━━ RECORD EXTRACTS ━━

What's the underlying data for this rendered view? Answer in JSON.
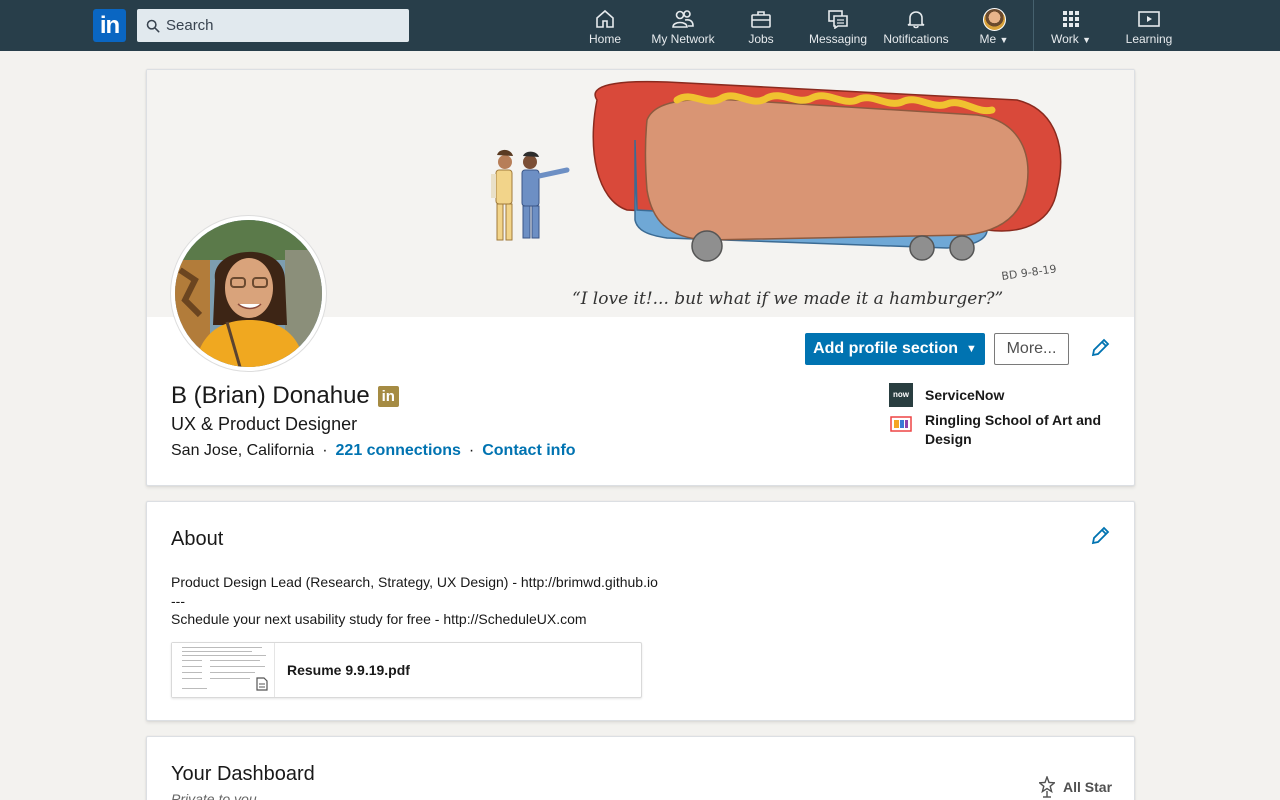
{
  "nav": {
    "search_placeholder": "Search",
    "items": [
      {
        "label": "Home",
        "icon": "home-icon"
      },
      {
        "label": "My Network",
        "icon": "network-icon"
      },
      {
        "label": "Jobs",
        "icon": "briefcase-icon"
      },
      {
        "label": "Messaging",
        "icon": "messaging-icon"
      },
      {
        "label": "Notifications",
        "icon": "bell-icon"
      },
      {
        "label": "Me",
        "icon": "avatar"
      },
      {
        "label": "Work",
        "icon": "grid-icon"
      },
      {
        "label": "Learning",
        "icon": "play-icon"
      }
    ]
  },
  "profile": {
    "banner_quote": "“I love it!... but what if we made it a hamburger?”",
    "banner_signature": "BD 9-8-19",
    "name": "B (Brian) Donahue",
    "headline": "UX & Product Designer",
    "location": "San Jose, California",
    "separator": "·",
    "connections": "221 connections",
    "contact_info": "Contact info",
    "add_section_label": "Add profile section",
    "more_label": "More...",
    "companies": [
      {
        "name": "ServiceNow",
        "logo_text": "now"
      },
      {
        "name": "Ringling School of Art and Design"
      }
    ]
  },
  "about": {
    "title": "About",
    "text": "Product Design Lead (Research, Strategy, UX Design) - http://brimwd.github.io\n---\nSchedule your next usability study for free - http://ScheduleUX.com",
    "document_name": "Resume 9.9.19.pdf"
  },
  "dashboard": {
    "title": "Your Dashboard",
    "subtitle": "Private to you",
    "badge_label": "All Star"
  },
  "colors": {
    "nav_bg": "#283e4a",
    "primary": "#0073b1",
    "page_bg": "#f3f2ef",
    "premium_gold": "#a58b43"
  }
}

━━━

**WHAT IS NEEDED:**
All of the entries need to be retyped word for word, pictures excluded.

**RESULT OF THIS TASK:**
What's the underlying data for this rendered view? Answer in JSON.
{
  "nav": {
    "search_placeholder": "Search",
    "items": [
      {
        "label": "Home",
        "icon": "home-icon"
      },
      {
        "label": "My Network",
        "icon": "network-icon"
      },
      {
        "label": "Jobs",
        "icon": "briefcase-icon"
      },
      {
        "label": "Messaging",
        "icon": "messaging-icon"
      },
      {
        "label": "Notifications",
        "icon": "bell-icon"
      },
      {
        "label": "Me",
        "icon": "avatar"
      },
      {
        "label": "Work",
        "icon": "grid-icon"
      },
      {
        "label": "Learning",
        "icon": "play-icon"
      }
    ]
  },
  "profile": {
    "banner_quote": "“I love it!... but what if we made it a hamburger?”",
    "banner_signature": "BD 9-8-19",
    "name": "B (Brian) Donahue",
    "headline": "UX & Product Designer",
    "location": "San Jose, California",
    "separator": "·",
    "connections": "221 connections",
    "contact_info": "Contact info",
    "add_section_label": "Add profile section",
    "more_label": "More...",
    "companies": [
      {
        "name": "ServiceNow",
        "logo_text": "now"
      },
      {
        "name": "Ringling School of Art and Design"
      }
    ]
  },
  "about": {
    "title": "About",
    "text": "Product Design Lead (Research, Strategy, UX Design) - http://brimwd.github.io\n---\nSchedule your next usability study for free - http://ScheduleUX.com",
    "document_name": "Resume 9.9.19.pdf"
  },
  "dashboard": {
    "title": "Your Dashboard",
    "subtitle": "Private to you",
    "badge_label": "All Star"
  },
  "colors": {
    "nav_bg": "#283e4a",
    "primary": "#0073b1",
    "page_bg": "#f3f2ef",
    "premium_gold": "#a58b43"
  }
}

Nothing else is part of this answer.